# [WORK REQUEST]
Every line below is to be given again precisely; images are to be left out.

[Stored data entries]
********
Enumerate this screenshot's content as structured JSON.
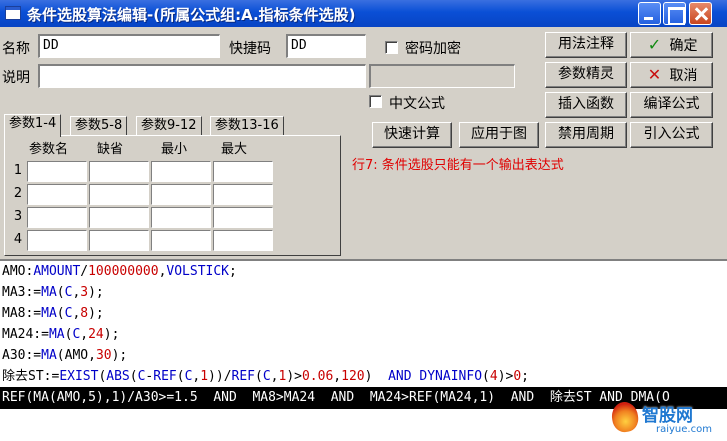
{
  "window": {
    "title": "条件选股算法编辑-(所属公式组:A.指标条件选股)"
  },
  "form": {
    "name_label": "名称",
    "name_value": "DD",
    "shortcut_label": "快捷码",
    "shortcut_value": "DD",
    "password_label": "密码加密",
    "desc_label": "说明",
    "desc_value": "",
    "chinese_formula_label": "中文公式"
  },
  "buttons": {
    "usage_notes": "用法注释",
    "param_wizard": "参数精灵",
    "insert_function": "插入函数",
    "quick_calc": "快速计算",
    "apply_to_chart": "应用于图",
    "disable_period": "禁用周期",
    "ok": "确定",
    "cancel": "取消",
    "compile": "编译公式",
    "import": "引入公式"
  },
  "tabs": [
    "参数1-4",
    "参数5-8",
    "参数9-12",
    "参数13-16"
  ],
  "params": {
    "headers": [
      "参数名",
      "缺省",
      "最小",
      "最大"
    ],
    "rows": [
      "1",
      "2",
      "3",
      "4"
    ]
  },
  "status_message": "行7: 条件选股只能有一个输出表达式",
  "editor": {
    "lines": [
      [
        {
          "t": "AMO:"
        },
        {
          "t": "AMOUNT",
          "c": "kw"
        },
        {
          "t": "/"
        },
        {
          "t": "100000000",
          "c": "num"
        },
        {
          "t": ","
        },
        {
          "t": "VOLSTICK",
          "c": "kw"
        },
        {
          "t": ";"
        }
      ],
      [
        {
          "t": "MA3:="
        },
        {
          "t": "MA",
          "c": "kw"
        },
        {
          "t": "("
        },
        {
          "t": "C",
          "c": "kw"
        },
        {
          "t": ","
        },
        {
          "t": "3",
          "c": "num"
        },
        {
          "t": ");"
        }
      ],
      [
        {
          "t": "MA8:="
        },
        {
          "t": "MA",
          "c": "kw"
        },
        {
          "t": "("
        },
        {
          "t": "C",
          "c": "kw"
        },
        {
          "t": ","
        },
        {
          "t": "8",
          "c": "num"
        },
        {
          "t": ");"
        }
      ],
      [
        {
          "t": "MA24:="
        },
        {
          "t": "MA",
          "c": "kw"
        },
        {
          "t": "("
        },
        {
          "t": "C",
          "c": "kw"
        },
        {
          "t": ","
        },
        {
          "t": "24",
          "c": "num"
        },
        {
          "t": ");"
        }
      ],
      [
        {
          "t": "A30:="
        },
        {
          "t": "MA",
          "c": "kw"
        },
        {
          "t": "(AMO,"
        },
        {
          "t": "30",
          "c": "num"
        },
        {
          "t": ");"
        }
      ],
      [
        {
          "t": "除去ST:="
        },
        {
          "t": "EXIST",
          "c": "kw"
        },
        {
          "t": "("
        },
        {
          "t": "ABS",
          "c": "kw"
        },
        {
          "t": "("
        },
        {
          "t": "C",
          "c": "kw"
        },
        {
          "t": "-"
        },
        {
          "t": "REF",
          "c": "kw"
        },
        {
          "t": "("
        },
        {
          "t": "C",
          "c": "kw"
        },
        {
          "t": ","
        },
        {
          "t": "1",
          "c": "num"
        },
        {
          "t": "))/"
        },
        {
          "t": "REF",
          "c": "kw"
        },
        {
          "t": "("
        },
        {
          "t": "C",
          "c": "kw"
        },
        {
          "t": ","
        },
        {
          "t": "1",
          "c": "num"
        },
        {
          "t": ")>"
        },
        {
          "t": "0.06",
          "c": "num"
        },
        {
          "t": ","
        },
        {
          "t": "120",
          "c": "num"
        },
        {
          "t": ")  "
        },
        {
          "t": "AND",
          "c": "kw"
        },
        {
          "t": " "
        },
        {
          "t": "DYNAINFO",
          "c": "kw"
        },
        {
          "t": "("
        },
        {
          "t": "4",
          "c": "num"
        },
        {
          "t": ")>"
        },
        {
          "t": "0",
          "c": "num"
        },
        {
          "t": ";"
        }
      ],
      [
        {
          "t": "REF(MA(AMO,5),1)/A30>=1.5  AND  MA8>MA24  AND  MA24>REF(MA24,1)  AND  除去ST AND DMA(O"
        }
      ]
    ],
    "selected_line": 6
  },
  "watermark": {
    "brand": "智股网",
    "url": "raiyue.com"
  }
}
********
# [TASK ANSWER]
Enumerate this screenshot's content as structured JSON.
{
  "window": {
    "title": "条件选股算法编辑-(所属公式组:A.指标条件选股)"
  },
  "form": {
    "name_label": "名称",
    "name_value": "DD",
    "shortcut_label": "快捷码",
    "shortcut_value": "DD",
    "password_label": "密码加密",
    "desc_label": "说明",
    "desc_value": "",
    "chinese_formula_label": "中文公式"
  },
  "buttons": {
    "usage_notes": "用法注释",
    "param_wizard": "参数精灵",
    "insert_function": "插入函数",
    "quick_calc": "快速计算",
    "apply_to_chart": "应用于图",
    "disable_period": "禁用周期",
    "ok": "确定",
    "cancel": "取消",
    "compile": "编译公式",
    "import": "引入公式"
  },
  "tabs": [
    "参数1-4",
    "参数5-8",
    "参数9-12",
    "参数13-16"
  ],
  "params": {
    "headers": [
      "参数名",
      "缺省",
      "最小",
      "最大"
    ],
    "rows": [
      "1",
      "2",
      "3",
      "4"
    ]
  },
  "status_message": "行7: 条件选股只能有一个输出表达式",
  "editor": {
    "lines": [
      [
        {
          "t": "AMO:"
        },
        {
          "t": "AMOUNT",
          "c": "kw"
        },
        {
          "t": "/"
        },
        {
          "t": "100000000",
          "c": "num"
        },
        {
          "t": ","
        },
        {
          "t": "VOLSTICK",
          "c": "kw"
        },
        {
          "t": ";"
        }
      ],
      [
        {
          "t": "MA3:="
        },
        {
          "t": "MA",
          "c": "kw"
        },
        {
          "t": "("
        },
        {
          "t": "C",
          "c": "kw"
        },
        {
          "t": ","
        },
        {
          "t": "3",
          "c": "num"
        },
        {
          "t": ");"
        }
      ],
      [
        {
          "t": "MA8:="
        },
        {
          "t": "MA",
          "c": "kw"
        },
        {
          "t": "("
        },
        {
          "t": "C",
          "c": "kw"
        },
        {
          "t": ","
        },
        {
          "t": "8",
          "c": "num"
        },
        {
          "t": ");"
        }
      ],
      [
        {
          "t": "MA24:="
        },
        {
          "t": "MA",
          "c": "kw"
        },
        {
          "t": "("
        },
        {
          "t": "C",
          "c": "kw"
        },
        {
          "t": ","
        },
        {
          "t": "24",
          "c": "num"
        },
        {
          "t": ");"
        }
      ],
      [
        {
          "t": "A30:="
        },
        {
          "t": "MA",
          "c": "kw"
        },
        {
          "t": "(AMO,"
        },
        {
          "t": "30",
          "c": "num"
        },
        {
          "t": ");"
        }
      ],
      [
        {
          "t": "除去ST:="
        },
        {
          "t": "EXIST",
          "c": "kw"
        },
        {
          "t": "("
        },
        {
          "t": "ABS",
          "c": "kw"
        },
        {
          "t": "("
        },
        {
          "t": "C",
          "c": "kw"
        },
        {
          "t": "-"
        },
        {
          "t": "REF",
          "c": "kw"
        },
        {
          "t": "("
        },
        {
          "t": "C",
          "c": "kw"
        },
        {
          "t": ","
        },
        {
          "t": "1",
          "c": "num"
        },
        {
          "t": "))/"
        },
        {
          "t": "REF",
          "c": "kw"
        },
        {
          "t": "("
        },
        {
          "t": "C",
          "c": "kw"
        },
        {
          "t": ","
        },
        {
          "t": "1",
          "c": "num"
        },
        {
          "t": ")>"
        },
        {
          "t": "0.06",
          "c": "num"
        },
        {
          "t": ","
        },
        {
          "t": "120",
          "c": "num"
        },
        {
          "t": ")  "
        },
        {
          "t": "AND",
          "c": "kw"
        },
        {
          "t": " "
        },
        {
          "t": "DYNAINFO",
          "c": "kw"
        },
        {
          "t": "("
        },
        {
          "t": "4",
          "c": "num"
        },
        {
          "t": ")>"
        },
        {
          "t": "0",
          "c": "num"
        },
        {
          "t": ";"
        }
      ],
      [
        {
          "t": "REF(MA(AMO,5),1)/A30>=1.5  AND  MA8>MA24  AND  MA24>REF(MA24,1)  AND  除去ST AND DMA(O"
        }
      ]
    ],
    "selected_line": 6
  },
  "watermark": {
    "brand": "智股网",
    "url": "raiyue.com"
  }
}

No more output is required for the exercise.